Given this is one of the most cost-effective ways of improving energy efficiency in homes it is important that surveyors bring it to the attention of clients who might otherwise not have thought about it.

Insulation is also a key factor when considering the level 3 requirements. As retrofitting insulation to a property can be a cost-effective way to improve the energy efficiency, this often features among the recommendations made in an EPC. As I have already said, it should be noted that the recommendations within the report are automatically generated with very little scope for altering or suppressing them. It is, therefore, vital that the surveyor reviews these recommendations to ensure they are actually suitable for the property.

A classic example is cavity wall insulation. For some properties, this can be a definite benefit, but for many where a level 3 survey is likely to be instructed, it may be completely unsuitable such as in early cavity wall construction where the wall’s external face may not be watertight, or in an exposed location etc. 

It may also be the case that there are defects that would render a recommendation ineffective or even detrimental. Examples may include worn pointing to an exposed wall, or issues with a roof structure that may make it unsuitable for PV panel installation. Where this is the case, the surveyor should always cross-reference relevant sections within the report.

It is also true than many level 3 surveys will be instructed for older or listed buildings where recommendations such as external solid wall insulation or insulation under a suspended timber floor may be completely inappropriate. Here, it is vital that the surveyor advise not only that the recommendation is inappropriate but also why, and detail the potential for harm to the property. Such advice may not take the place of a specialist report on energy efficiency related matters, but it could help a landlord client when considering issues such as the minimum energy efficiency standards (MEES).

The last way I look to add value to my surveys around the EPC is by linking any recommendations within the EPC to specific defects or repair works required at the property. We often think about the recommendations that cannot go ahead because of defects, but there are also some positive aspects. This could include highlighting that the works to resolve an issue you have identified with a solid floor could also provide an ideal opportunity to insulate the floor. The cost of insulating the floor may not be economic by itself but may make sense as part of the larger works required. Another example is removing a textured coating ceiling to a loft room; this is a good time to check and, if applicable, improve the level of insulation.
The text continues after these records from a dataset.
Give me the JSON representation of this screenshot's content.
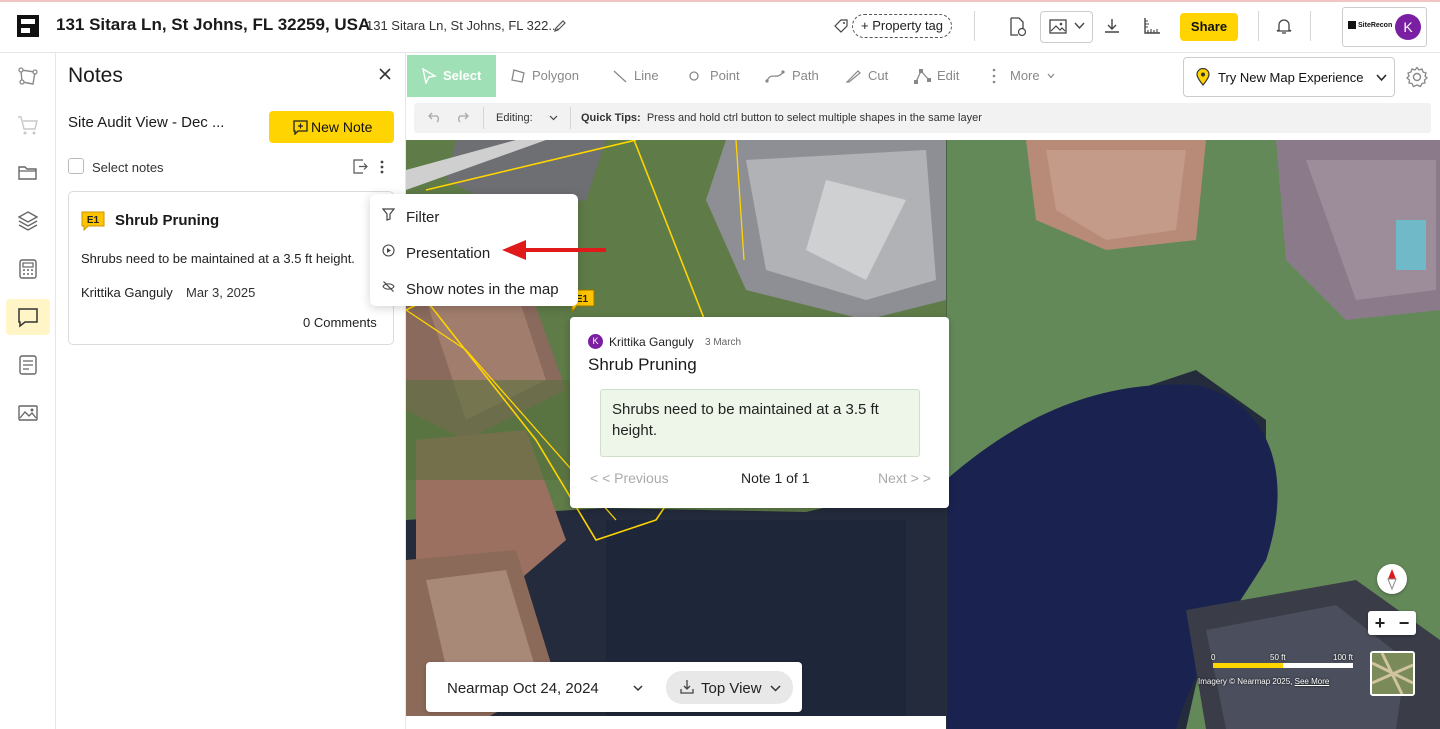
{
  "header": {
    "address_title": "131 Sitara Ln, St Johns, FL 32259, USA",
    "address_sub": "131 Sitara Ln, St Johns, FL 322...",
    "property_tag": "+ Property tag",
    "share": "Share",
    "brand": "SiteRecon",
    "avatar_initial": "K"
  },
  "rail": {
    "items": [
      "properties-icon",
      "cart-icon",
      "folder-icon",
      "layers-icon",
      "calculator-icon",
      "notes-icon",
      "report-icon",
      "gallery-icon"
    ]
  },
  "notes_panel": {
    "title": "Notes",
    "view_name": "Site Audit View - Dec ...",
    "new_note": "New Note",
    "select_notes": "Select notes",
    "card": {
      "badge": "E1",
      "title": "Shrub Pruning",
      "body": "Shrubs need to be maintained at a 3.5 ft height.",
      "author": "Krittika Ganguly",
      "date": "Mar 3, 2025",
      "comments": "0 Comments"
    }
  },
  "menu": {
    "items": [
      {
        "label": "Filter",
        "icon": "filter-icon"
      },
      {
        "label": "Presentation",
        "icon": "presentation-icon"
      },
      {
        "label": "Show notes in the map",
        "icon": "eye-off-icon"
      }
    ]
  },
  "toolbar": {
    "tools": [
      "Select",
      "Polygon",
      "Line",
      "Point",
      "Path",
      "Cut",
      "Edit",
      "More"
    ],
    "try_map": "Try New Map Experience",
    "editing": "Editing:",
    "quick_tips_label": "Quick Tips:",
    "quick_tips_text": "Press and hold ctrl button to select multiple shapes in the same layer"
  },
  "popup": {
    "avatar_initial": "K",
    "author": "Krittika Ganguly",
    "date": "3 March",
    "title": "Shrub Pruning",
    "body": "Shrubs need to be maintained at a 3.5 ft height.",
    "prev": "< < Previous",
    "count": "Note 1 of 1",
    "next": "Next > >",
    "marker": "E1"
  },
  "map_controls": {
    "imagery_date": "Nearmap Oct 24, 2024",
    "view": "Top View",
    "scale_labels": [
      "0",
      "50 ft",
      "100 ft"
    ],
    "attribution": "Imagery © Nearmap 2025,",
    "attribution_link": "See More",
    "zoom_in": "+",
    "zoom_out": "−"
  },
  "colors": {
    "accent_yellow": "#ffd400",
    "select_green": "#9fe0b6",
    "avatar_purple": "#7b1fa2",
    "annotation_red": "#e01a1a"
  }
}
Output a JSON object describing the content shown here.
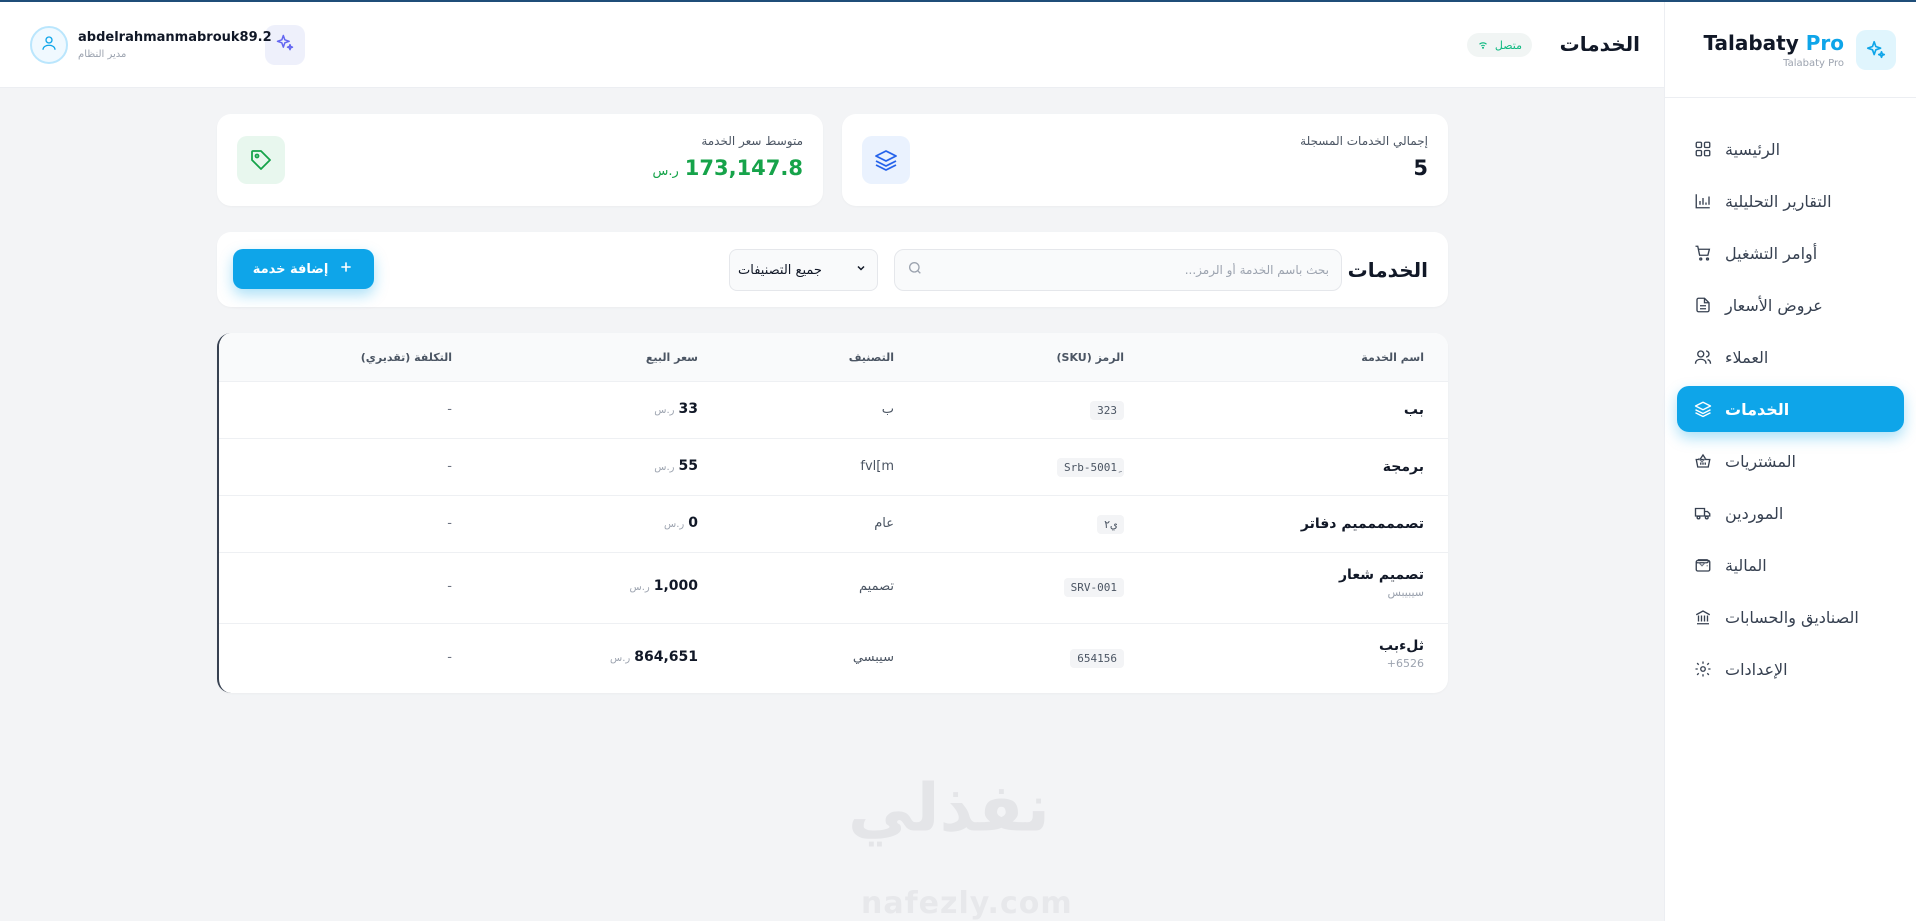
{
  "brand": {
    "name_main": "Talabaty",
    "name_accent": " Pro",
    "subtitle": "Talabaty Pro"
  },
  "sidebar": {
    "items": [
      {
        "label": "الرئيسية",
        "icon": "grid-icon"
      },
      {
        "label": "التقارير التحليلية",
        "icon": "bar-chart-icon"
      },
      {
        "label": "أوامر التشغيل",
        "icon": "cart-icon"
      },
      {
        "label": "عروض الأسعار",
        "icon": "document-icon"
      },
      {
        "label": "العملاء",
        "icon": "users-icon"
      },
      {
        "label": "الخدمات",
        "icon": "layers-icon",
        "active": true
      },
      {
        "label": "المشتريات",
        "icon": "basket-icon",
        "expandable": true
      },
      {
        "label": "الموردين",
        "icon": "truck-icon"
      },
      {
        "label": "المالية",
        "icon": "wallet-icon",
        "expandable": true
      },
      {
        "label": "الصناديق والحسابات",
        "icon": "bank-icon"
      },
      {
        "label": "الإعدادات",
        "icon": "gear-icon"
      }
    ]
  },
  "header": {
    "title": "الخدمات",
    "status": "متصل",
    "user": {
      "name": "abdelrahmanmabrouk89.2",
      "role": "مدير النظام"
    }
  },
  "stats": {
    "total_label": "إجمالي الخدمات المسجلة",
    "total_value": "5",
    "avg_label": "متوسط سعر الخدمة",
    "avg_value": "173,147.8",
    "avg_currency": "ر.س"
  },
  "toolbar": {
    "title": "الخدمات",
    "search_placeholder": "بحث باسم الخدمة أو الرمز...",
    "category_value": "جميع التصنيفات",
    "add_label": "إضافة خدمة"
  },
  "table": {
    "headers": {
      "name": "اسم الخدمة",
      "sku": "الرمز (SKU)",
      "category": "التصنيف",
      "price": "سعر البيع",
      "cost": "التكلفة (تقديري)"
    },
    "currency": "ر.س",
    "rows": [
      {
        "name": "بب",
        "sub": "",
        "sku": "323",
        "category": "ب",
        "price": "33",
        "cost": "-"
      },
      {
        "name": "برمجة",
        "sub": "",
        "sku": "Srb-5001ِ",
        "category": "fvl[m",
        "price": "55",
        "cost": "-"
      },
      {
        "name": "تصممممميم دفاتر",
        "sub": "",
        "sku": "ي٢",
        "category": "عام",
        "price": "0",
        "cost": "-"
      },
      {
        "name": "تصميم شعار",
        "sub": "سيبيبس",
        "sku": "SRV-001",
        "category": "تصميم",
        "price": "1,000",
        "cost": "-"
      },
      {
        "name": "ثلءبب",
        "sub": "+6526",
        "sku": "654156",
        "category": "سيبسي",
        "price": "864,651",
        "cost": "-"
      }
    ]
  },
  "watermark": {
    "arabic": "نفذلي",
    "latin": "nafezly.com"
  },
  "colors": {
    "accent": "#0ea5e9",
    "success": "#16a34a",
    "border": "#e5e7eb",
    "background": "#f3f4f6"
  }
}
As Surveyors, we do have to be mindful of liability, and it is important that we consider this aspect when reviewing changes to standards, but that does not mean we can’t also look for opportunities to increase the value of what we offer to our clients. With increased energy prices and the move to carbon reduction, we can take a leading role in helping our clients. 

A version of this article was originally published in the RICS Property Journal, however, this version has been extended.